“When we passed this in 2011, any signs that were built or asked for after that, new construction, old construction, any new signs that were asked for, had to be monument signs,” Spruill said. “As a go forward standpoint, all those folks who have put new signs in have complied because that is the ordinance.”
After Spruill sent an email to the nearly 75 businesses that still have pole signs up and are affected by the ordinance, Strange Brew’s Twitter and Facebook accounts posted the business’ sign is more than just signage, asking that it not be taken down as it makes Starkville special.
“The new sign ordinance would require us to kill our beloved Strange Brew sign,” a Strange Brew tweet reads. “It’s an important part of our Strange Brew history, and I hope it’s been an important part of our local community by making people laugh and brighten days. How can we #SaveTheBrewSign?”
Hundreds of comments and tweets began flowing in from Starkville residents, citing that this significant sign should not be removed. Spruill said the board “cannot and will not discriminate” and plans to continue on with the ordinance.
The Dispatch attempted to contact Strange Brew for comments, but only a manager was available Wednesday who diverted a reporter to the owner, Shane Reed, who did not respond to emails by press time.
Other businesses that will be affected include multiple tire shops along Highway 12, McDonalds on Highway 12 and Spruill’s own business, Spruill Property Management, which also still displays a pole sign.
Spruill said she thinks it will cost around $10,000 to replace the sign at her business.
Ward 4 Alderman Mike Brooks, who was not on the board when the ordinance was passed but serves the ward where Strange Brew is located, said he understands Strange Brew’s concerns but believes the board should continue with the ordinance. He said he plans to work with Starkville City Planner Daniel Havelin on solutions that work for businesses in his ward.
“I feel for these guys, but it was passed, and there has been some time out there, and I feel like that’s probably going to be the will of the board to continue on with this,” Brooks said. “If you think about it, just across the street from Strange Brew is Chick-fil-A with a monument sign, and every sign that has been replaced is a monument sign.”
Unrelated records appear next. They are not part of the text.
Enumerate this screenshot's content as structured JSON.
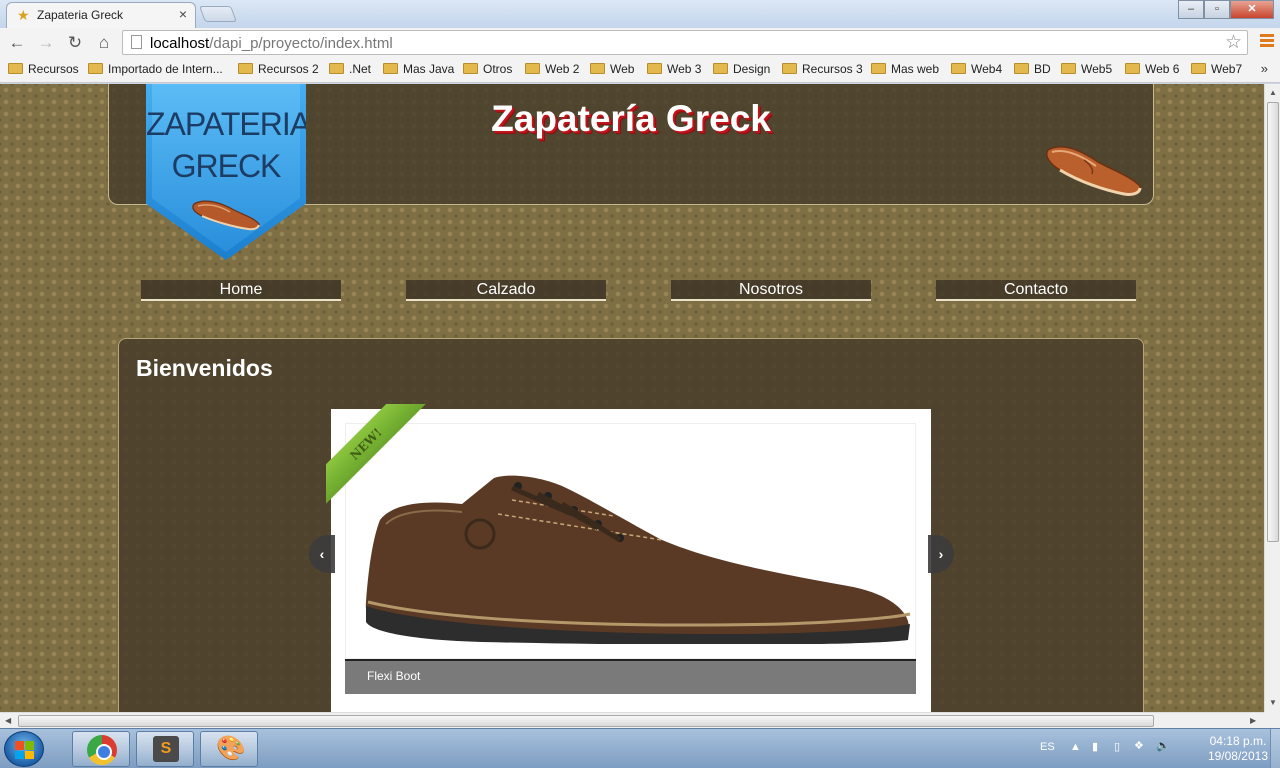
{
  "browser": {
    "tab_title": "Zapateria Greck",
    "tab_close": "×",
    "url_host": "localhost",
    "url_path": "/dapi_p/proyecto/index.html",
    "bookmarks": [
      "Recursos",
      "Importado de Intern...",
      "Recursos 2",
      ".Net",
      "Mas Java",
      "Otros",
      "Web 2",
      "Web",
      "Web 3",
      "Design",
      "Recursos 3",
      "Mas web",
      "Web4",
      "BD",
      "Web5",
      "Web 6",
      "Web7"
    ],
    "bookmarks_more": "»"
  },
  "site": {
    "logo_line1": "ZAPATERIA",
    "logo_line2": "GRECK",
    "title": "Zapatería Greck",
    "nav": [
      "Home",
      "Calzado",
      "Nosotros",
      "Contacto"
    ],
    "heading": "Bienvenidos",
    "slider": {
      "ribbon": "NEW!",
      "caption": "Flexi Boot",
      "prev": "‹",
      "next": "›"
    }
  },
  "taskbar": {
    "language": "ES",
    "time": "04:18 p.m.",
    "date": "19/08/2013"
  },
  "colors": {
    "title_shadow": "#c0141a",
    "logo_blue": "#2a8fdc",
    "ribbon_green": "#8cc63f",
    "page_bg": "#7f6f45"
  }
}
Vice Mayor Roy A. Perkins, who represents Ward 6 and was one of the votes in favor of the ordinance in 2011, echoed Brooks, saying these businesses have had sufficient due process and adequate time to replace their signs. He said he will not support any type of special exception, such as the Strange Brew sign, because it is not fair to the rest of the businesses who have spent money on replacing their pole signs with monument signs over the last 10 years.
“The bottom line is, I’m going to vote for strict enforcement and strict compliance,” Perkins said. “… I am not going to support special exceptions, and it wouldn’t be fair. The best thing to do is if you have strict enforcement, that has the effect of treating everyone the same and equally.”
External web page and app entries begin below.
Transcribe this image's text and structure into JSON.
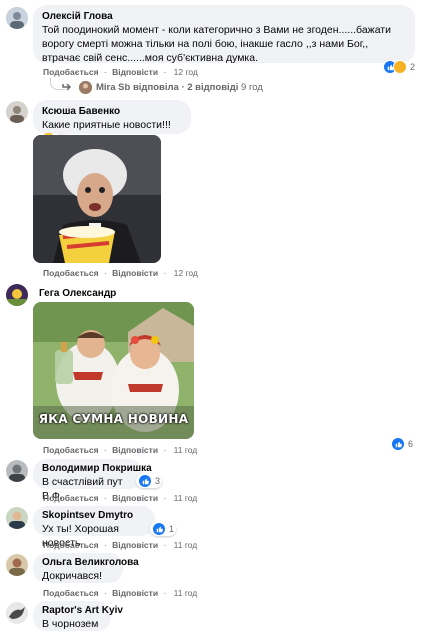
{
  "comments": [
    {
      "author": "Олексій Глова",
      "text": "Той поодинокий момент - коли категорично з Вами не згоден......бажати ворогу смерті можна тільки на полі бою, інакше гасло ,,з нами Бог,, втрачає свій сенс......моя суб'єктивна думка.",
      "like": "Подобається",
      "reply": "Відповісти",
      "time": "12 год",
      "reaction_count": "2"
    },
    {
      "author": "Ксюша Бавенко",
      "text": "Какие приятные новости!!!😊🙌",
      "like": "Подобається",
      "reply": "Відповісти",
      "time": "12 год"
    },
    {
      "author": "Гега Олександр",
      "meme_caption": "ЯКА СУМНА НОВИНА",
      "like": "Подобається",
      "reply": "Відповісти",
      "time": "11 год",
      "reaction_count": "6"
    },
    {
      "author": "Володимир Покришка",
      "text": "В счастлівий пут В.Ф.",
      "like": "Подобається",
      "reply": "Відповісти",
      "time": "11 год",
      "reaction_count": "3"
    },
    {
      "author": "Skopintsev Dmytro",
      "text": "Ух ты! Хорошая новость",
      "like": "Подобається",
      "reply": "Відповісти",
      "time": "11 год",
      "reaction_count": "1"
    },
    {
      "author": "Ольга Великголова",
      "text": "Докричався!",
      "like": "Подобається",
      "reply": "Відповісти",
      "time": "11 год"
    },
    {
      "author": "Raptor's Art Kyiv",
      "text": "В чорнозем"
    }
  ],
  "replies_summary": {
    "name": "Mira Sb",
    "text": "відповіла · 2 відповіді",
    "time": "9 год"
  },
  "colors": {
    "bubble": "#f0f2f5",
    "like_blue": "#1877f2",
    "muted": "#65676b"
  }
}
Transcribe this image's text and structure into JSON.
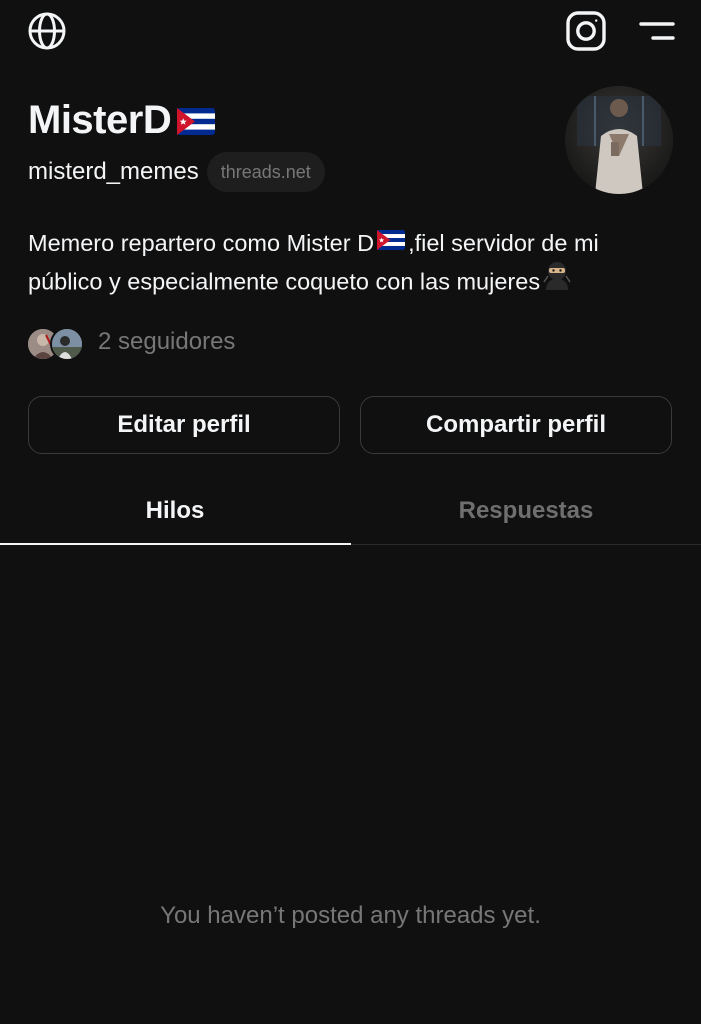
{
  "topbar": {
    "left_icon": "globe-icon",
    "right_icons": [
      "instagram-icon",
      "menu-icon"
    ]
  },
  "profile": {
    "display_name": "MisterD",
    "name_emoji": "cuba-flag",
    "handle": "misterd_memes",
    "domain_badge": "threads.net",
    "bio_part1": "Memero repartero como Mister D",
    "bio_part2": ",fiel servidor de mi público y especialmente coqueto con las mujeres",
    "bio_emojis": [
      "cuba-flag",
      "ninja"
    ],
    "followers_text": "2 seguidores"
  },
  "actions": {
    "edit_label": "Editar perfil",
    "share_label": "Compartir perfil"
  },
  "tabs": [
    {
      "label": "Hilos",
      "active": true
    },
    {
      "label": "Respuestas",
      "active": false
    }
  ],
  "empty_state": "You haven’t posted any threads yet.",
  "colors": {
    "background": "#101010",
    "text_primary": "#f3f5f7",
    "text_secondary": "#777777",
    "border": "#3a3a3a",
    "flag_blue": "#002a8f",
    "flag_red": "#cf142b"
  }
}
Ward 1 Alderman Ben Carver, who voted against the ordinance in 2011, said he believes the board should rescind the ordinance and allow businesses to keep their current signs. While corporate chains and businesses may have the necessary money to fund new signs, he said this ordinance could financially hurt small stores and “mom-and-pop shops” due to rising prices over the past year and a half due to COVID-19.
“I think we should take the necessary time and have (board attorney Chris Latimer) draft something to not enact this sign ordinance,” Carver said. “It’s not detrimental to anything. Signs are why we’re called ‘StarkVegas’ — the college town atmosphere along with the high signs.”
Ward 3 Alderman Jeffrey Rupp and Ward 5 Alderman Hamp Beatty both told The Dispatch they are in favor of keeping the ordinance as it stands. Ward 2 Alderman Sandra Sistrunk, who voted in favor of the ordinance in 2011, and Ward 7 Alderman Henry Vaughn, who voted against it, did not respond to calls by press time.